Today, Mark Bittman, author of VB6, creator of the Cooking Basics app, and this week's Food52 Guest Editor, describes how home cooks can help solve the American food system's biggest problem. And, to make cooking even easier, he's giving away 5 downloads of his app!
As New York Times columnist and best-selling author of How to Cook Everything and How to Cook Everything Vegetarian, Mark Bittman has made cooking accessible to millions of readers and has proven it's possible to cook flavorful foods with simple, healthy ingredients.
In his latest book, VB6: Eat Vegan Before 6:00 to Lose Weight and Restore Your Health...For Good, Bittman provides even more tips for making everyday cooking feasible -- and enjoyable. In it, he outlines the "Flexitarian" diet, a semi-vegetarian meal plan that benefits the body as well as the planet. Read on to learn more about Mark Bittman's food philosophy, in his own words.
You've recently become more involved in food politics. What do you think is the biggest issue that needs to be solved to improve America's food system?
I think radically altering the Standard American Diet (yes, it’s SAD) is the most important place to start. Changing the way Americans eat will affect industrialized food production, the healthcare system, even climate change. By eating large quantities of sugar and meat -- on average, Americans each eat more than 150 pounds of meat and poultry a year, something like three times the global average -- and by not consuming enough fruits and vegetables, we’re hurting our hearts, our planet, and our fellow beings.
In your opinion, what's the biggest myth that keeps people from cooking?

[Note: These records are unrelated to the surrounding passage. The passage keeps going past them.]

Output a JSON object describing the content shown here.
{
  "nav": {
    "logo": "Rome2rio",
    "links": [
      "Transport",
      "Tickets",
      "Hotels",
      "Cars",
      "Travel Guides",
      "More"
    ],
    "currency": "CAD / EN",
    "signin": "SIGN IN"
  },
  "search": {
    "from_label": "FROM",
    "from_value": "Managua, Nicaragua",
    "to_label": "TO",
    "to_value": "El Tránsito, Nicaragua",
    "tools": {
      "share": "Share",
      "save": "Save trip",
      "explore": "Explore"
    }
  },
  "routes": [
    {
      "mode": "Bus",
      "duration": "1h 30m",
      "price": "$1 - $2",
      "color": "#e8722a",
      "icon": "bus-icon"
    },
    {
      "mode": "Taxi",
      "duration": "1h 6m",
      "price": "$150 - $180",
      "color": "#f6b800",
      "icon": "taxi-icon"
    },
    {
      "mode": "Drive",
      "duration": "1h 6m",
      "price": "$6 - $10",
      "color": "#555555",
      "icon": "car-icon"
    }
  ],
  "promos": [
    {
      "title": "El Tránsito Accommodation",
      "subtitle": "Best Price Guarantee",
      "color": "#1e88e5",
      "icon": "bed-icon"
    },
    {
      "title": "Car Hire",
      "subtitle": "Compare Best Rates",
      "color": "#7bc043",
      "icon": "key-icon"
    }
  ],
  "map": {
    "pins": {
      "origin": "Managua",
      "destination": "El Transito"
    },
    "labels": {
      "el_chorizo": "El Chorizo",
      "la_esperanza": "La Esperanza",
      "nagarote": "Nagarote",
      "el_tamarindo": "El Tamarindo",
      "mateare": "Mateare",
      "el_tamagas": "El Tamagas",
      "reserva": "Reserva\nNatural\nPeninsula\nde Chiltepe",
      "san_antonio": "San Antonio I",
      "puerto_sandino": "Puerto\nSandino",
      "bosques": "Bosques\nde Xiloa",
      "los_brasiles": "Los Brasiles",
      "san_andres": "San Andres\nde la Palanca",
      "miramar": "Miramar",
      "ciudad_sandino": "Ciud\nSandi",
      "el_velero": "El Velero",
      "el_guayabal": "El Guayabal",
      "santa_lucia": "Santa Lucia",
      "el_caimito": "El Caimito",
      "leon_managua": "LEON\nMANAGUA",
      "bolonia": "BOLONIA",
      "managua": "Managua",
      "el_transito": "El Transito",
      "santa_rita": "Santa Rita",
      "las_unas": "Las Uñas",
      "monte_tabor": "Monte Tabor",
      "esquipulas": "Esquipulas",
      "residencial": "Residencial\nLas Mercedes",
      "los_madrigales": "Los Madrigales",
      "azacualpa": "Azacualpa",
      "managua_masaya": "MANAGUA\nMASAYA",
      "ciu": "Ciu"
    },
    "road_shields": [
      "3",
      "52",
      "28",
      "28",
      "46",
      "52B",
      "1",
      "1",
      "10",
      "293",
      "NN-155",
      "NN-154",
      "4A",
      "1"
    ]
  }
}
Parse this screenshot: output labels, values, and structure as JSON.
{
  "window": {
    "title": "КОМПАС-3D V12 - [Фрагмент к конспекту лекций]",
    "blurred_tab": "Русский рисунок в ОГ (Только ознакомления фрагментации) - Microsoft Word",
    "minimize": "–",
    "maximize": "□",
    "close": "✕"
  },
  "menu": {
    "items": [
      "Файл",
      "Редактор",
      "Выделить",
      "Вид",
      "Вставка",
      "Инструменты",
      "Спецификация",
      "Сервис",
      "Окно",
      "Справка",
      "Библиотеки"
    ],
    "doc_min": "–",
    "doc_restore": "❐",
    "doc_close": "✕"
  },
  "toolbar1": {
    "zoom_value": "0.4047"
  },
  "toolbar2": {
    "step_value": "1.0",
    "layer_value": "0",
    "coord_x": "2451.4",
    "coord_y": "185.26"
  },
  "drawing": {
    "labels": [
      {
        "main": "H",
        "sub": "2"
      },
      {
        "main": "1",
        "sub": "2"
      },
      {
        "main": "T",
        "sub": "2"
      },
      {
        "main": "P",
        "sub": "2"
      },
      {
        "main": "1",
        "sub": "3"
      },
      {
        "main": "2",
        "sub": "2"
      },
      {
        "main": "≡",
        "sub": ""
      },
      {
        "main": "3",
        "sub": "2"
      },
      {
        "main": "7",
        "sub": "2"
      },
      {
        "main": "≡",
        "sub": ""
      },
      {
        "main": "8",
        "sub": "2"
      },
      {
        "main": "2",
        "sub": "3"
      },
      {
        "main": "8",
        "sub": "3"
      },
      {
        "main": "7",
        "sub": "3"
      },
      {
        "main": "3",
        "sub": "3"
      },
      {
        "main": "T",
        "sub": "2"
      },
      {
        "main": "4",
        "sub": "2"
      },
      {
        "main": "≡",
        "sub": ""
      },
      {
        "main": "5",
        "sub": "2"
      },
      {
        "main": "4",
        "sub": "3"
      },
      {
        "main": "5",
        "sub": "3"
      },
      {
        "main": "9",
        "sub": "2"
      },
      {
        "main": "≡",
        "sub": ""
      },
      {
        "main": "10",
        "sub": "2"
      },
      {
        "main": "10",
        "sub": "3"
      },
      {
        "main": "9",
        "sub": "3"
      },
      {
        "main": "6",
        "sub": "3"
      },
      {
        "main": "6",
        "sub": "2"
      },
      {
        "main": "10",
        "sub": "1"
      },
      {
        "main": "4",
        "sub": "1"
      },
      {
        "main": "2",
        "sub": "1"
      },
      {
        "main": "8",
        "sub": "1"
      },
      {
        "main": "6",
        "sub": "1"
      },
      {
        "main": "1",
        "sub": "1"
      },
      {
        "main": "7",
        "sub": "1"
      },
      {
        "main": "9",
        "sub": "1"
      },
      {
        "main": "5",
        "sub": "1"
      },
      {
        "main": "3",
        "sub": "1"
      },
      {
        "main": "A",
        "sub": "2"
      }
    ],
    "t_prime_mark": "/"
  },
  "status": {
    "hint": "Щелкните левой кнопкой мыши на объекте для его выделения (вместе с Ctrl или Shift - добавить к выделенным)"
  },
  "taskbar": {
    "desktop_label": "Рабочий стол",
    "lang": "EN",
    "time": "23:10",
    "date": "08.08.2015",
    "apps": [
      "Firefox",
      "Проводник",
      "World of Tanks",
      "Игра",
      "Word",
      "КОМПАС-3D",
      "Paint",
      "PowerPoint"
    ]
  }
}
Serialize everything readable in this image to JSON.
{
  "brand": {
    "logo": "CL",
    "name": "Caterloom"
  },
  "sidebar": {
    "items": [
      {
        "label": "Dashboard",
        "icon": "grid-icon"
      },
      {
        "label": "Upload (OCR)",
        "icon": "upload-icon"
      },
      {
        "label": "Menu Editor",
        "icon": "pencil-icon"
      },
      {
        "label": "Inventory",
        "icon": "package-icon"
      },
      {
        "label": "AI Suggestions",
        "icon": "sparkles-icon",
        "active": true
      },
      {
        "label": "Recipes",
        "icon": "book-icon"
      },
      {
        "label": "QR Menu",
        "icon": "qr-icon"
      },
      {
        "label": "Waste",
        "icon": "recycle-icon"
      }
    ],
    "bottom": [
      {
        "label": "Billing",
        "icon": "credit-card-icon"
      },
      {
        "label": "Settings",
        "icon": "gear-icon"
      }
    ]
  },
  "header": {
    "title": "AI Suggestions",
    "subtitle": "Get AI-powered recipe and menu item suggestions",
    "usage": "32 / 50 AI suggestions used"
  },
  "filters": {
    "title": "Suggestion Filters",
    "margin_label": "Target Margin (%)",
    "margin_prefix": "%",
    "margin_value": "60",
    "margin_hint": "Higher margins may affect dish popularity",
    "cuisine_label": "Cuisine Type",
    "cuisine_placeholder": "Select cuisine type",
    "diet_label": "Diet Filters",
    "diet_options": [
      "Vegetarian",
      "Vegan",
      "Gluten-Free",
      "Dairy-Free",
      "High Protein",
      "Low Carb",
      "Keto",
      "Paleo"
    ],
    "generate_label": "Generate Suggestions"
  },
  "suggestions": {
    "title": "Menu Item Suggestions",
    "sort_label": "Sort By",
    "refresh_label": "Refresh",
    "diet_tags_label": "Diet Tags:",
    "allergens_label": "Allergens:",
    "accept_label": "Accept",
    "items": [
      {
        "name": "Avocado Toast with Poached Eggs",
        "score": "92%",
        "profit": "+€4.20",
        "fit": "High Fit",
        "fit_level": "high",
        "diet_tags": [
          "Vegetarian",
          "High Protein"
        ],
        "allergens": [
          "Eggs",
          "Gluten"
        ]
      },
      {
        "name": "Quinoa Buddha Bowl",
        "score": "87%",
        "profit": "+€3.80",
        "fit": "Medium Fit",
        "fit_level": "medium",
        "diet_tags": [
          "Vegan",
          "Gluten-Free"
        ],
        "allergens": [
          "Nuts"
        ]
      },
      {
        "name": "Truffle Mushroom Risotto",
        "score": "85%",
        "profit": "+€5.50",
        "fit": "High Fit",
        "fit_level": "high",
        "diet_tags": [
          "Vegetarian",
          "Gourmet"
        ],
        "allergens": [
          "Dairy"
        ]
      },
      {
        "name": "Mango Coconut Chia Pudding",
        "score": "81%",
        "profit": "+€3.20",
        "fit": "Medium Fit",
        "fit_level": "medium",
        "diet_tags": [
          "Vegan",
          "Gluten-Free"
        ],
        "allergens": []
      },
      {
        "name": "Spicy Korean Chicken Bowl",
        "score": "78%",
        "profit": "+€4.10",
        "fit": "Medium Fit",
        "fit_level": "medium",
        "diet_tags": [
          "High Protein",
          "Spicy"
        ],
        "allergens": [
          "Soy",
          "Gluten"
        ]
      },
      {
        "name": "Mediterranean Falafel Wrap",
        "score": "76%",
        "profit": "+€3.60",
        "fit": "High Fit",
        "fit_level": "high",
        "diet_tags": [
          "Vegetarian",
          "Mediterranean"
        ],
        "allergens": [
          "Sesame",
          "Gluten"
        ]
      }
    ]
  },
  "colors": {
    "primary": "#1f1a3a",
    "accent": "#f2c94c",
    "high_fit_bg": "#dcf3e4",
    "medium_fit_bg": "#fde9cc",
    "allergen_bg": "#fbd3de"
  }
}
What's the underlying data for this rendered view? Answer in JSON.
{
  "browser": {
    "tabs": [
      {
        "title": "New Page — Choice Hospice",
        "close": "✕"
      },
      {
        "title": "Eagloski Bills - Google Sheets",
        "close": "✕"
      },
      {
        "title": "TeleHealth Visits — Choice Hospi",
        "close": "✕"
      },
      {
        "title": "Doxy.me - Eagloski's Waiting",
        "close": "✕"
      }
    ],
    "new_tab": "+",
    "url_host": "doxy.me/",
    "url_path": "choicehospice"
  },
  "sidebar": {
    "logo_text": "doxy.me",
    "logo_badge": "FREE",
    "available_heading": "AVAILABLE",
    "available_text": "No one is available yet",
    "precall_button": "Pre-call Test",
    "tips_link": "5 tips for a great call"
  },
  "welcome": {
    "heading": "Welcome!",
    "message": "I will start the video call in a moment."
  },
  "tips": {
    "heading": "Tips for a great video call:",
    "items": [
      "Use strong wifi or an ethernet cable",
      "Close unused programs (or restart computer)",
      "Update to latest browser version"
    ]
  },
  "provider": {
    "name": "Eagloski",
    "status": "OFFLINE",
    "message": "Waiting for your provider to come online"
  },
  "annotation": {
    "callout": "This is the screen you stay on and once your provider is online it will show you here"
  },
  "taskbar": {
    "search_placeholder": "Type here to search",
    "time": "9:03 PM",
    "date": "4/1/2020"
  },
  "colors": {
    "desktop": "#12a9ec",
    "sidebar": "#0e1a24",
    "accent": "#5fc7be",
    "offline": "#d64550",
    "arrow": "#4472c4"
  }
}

That cooking is hard, which we know it’s not. In fact, I think most people who take the time to become used to cooking find it a welcome respite from the chaos of their lives. (Am I crazy?) People become intimidated by words like ratatouille or tagine, but they’re both basically one-pot dishes that I guarantee anyone can make. When people buy frozen meals and packaged goods because they think cooking will either be too time consuming or cost too much, they’re throwing their money away. In reality, you’ll end up eating tastier, healthier and cheaper meals if you’re cooking from scratch at home. Obviously not everyone can cook all the time, and it’s easiest if you have a cooperative spouse, or roommate, or kids, or whatever…but it can be done.
It's lunchtime, you've only got 10 minutes to prep a meal, and it's got to be vegan. What do you make?
The fast answer is: salad.
But I generally have some kind of extra cooked grain lying around -- like bulgur, quinoa or rice. I often have beans, too. To that I add whatever veggies I have -- frozen edamame, carrots, broccoli, what have you -- and maybe some tofu. Toss that all in a pan with a bit of oil, some soy sauce, maybe some chile flakes, and you have a satisfying meal in under 10 minutes.
More: Looking for satisfying, flavorful recipes that also happen to be vegan? Gena has you covered.
Your cookbooks literally teach us how to cook everything -- but what types of cookbooks do you tend to buy for yourself? What types of recipes attract you?
Those days are gone for me. I don’t want to get into complicated food, and I don’t really want to hunt around for ingredients. I’m pretty happy with the repertoire I have, actually.
When guests arrive unannounced, what do you make for them?
We're giving away 5 downloads of Mark Bittman's Cooking Basics app. To enter, tell us about the best healthy one-pot dish that anyone can make -- we'll pick five winners at random by Friday, June, 28 at 3 PM EST.
Get $10 off your first purchase of $50 or more.